*WHAT THE TASK ASKS*: In your copy, leave out all pictures and reproduce every entry exactly.

[Data records]

* * * *

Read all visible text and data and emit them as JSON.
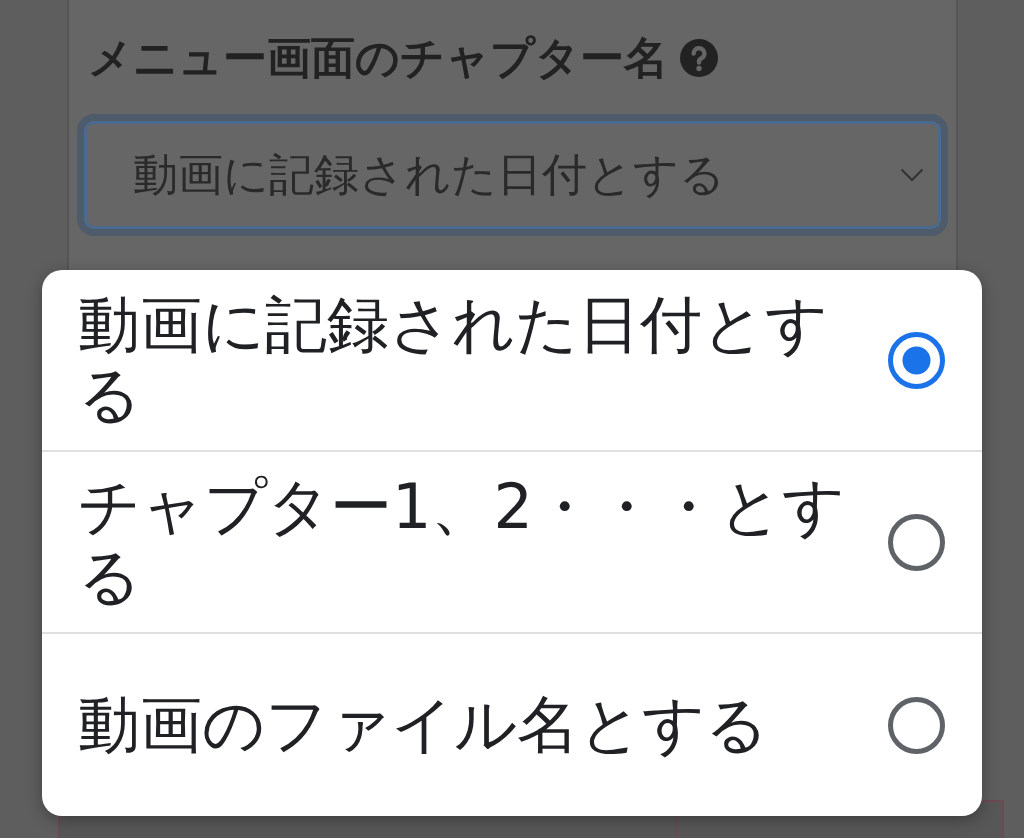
{
  "form": {
    "field_label": "メニュー画面のチャプター名",
    "select": {
      "value": "動画に記録された日付とする",
      "focused": true
    }
  },
  "dialog": {
    "options": [
      {
        "label": "動画に記録された日付とする",
        "selected": true
      },
      {
        "label": "チャプター1、2・・・とする",
        "selected": false
      },
      {
        "label": "動画のファイル名とする",
        "selected": false
      }
    ]
  }
}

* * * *

*EXERCISE RESULT*:
Read all visible text and data and emit them as JSON.
{
  "form": {
    "field_label": "メニュー画面のチャプター名",
    "select": {
      "value": "動画に記録された日付とする",
      "focused": true
    }
  },
  "dialog": {
    "options": [
      {
        "label": "動画に記録された日付とする",
        "selected": true
      },
      {
        "label": "チャプター1、2・・・とする",
        "selected": false
      },
      {
        "label": "動画のファイル名とする",
        "selected": false
      }
    ]
  }
}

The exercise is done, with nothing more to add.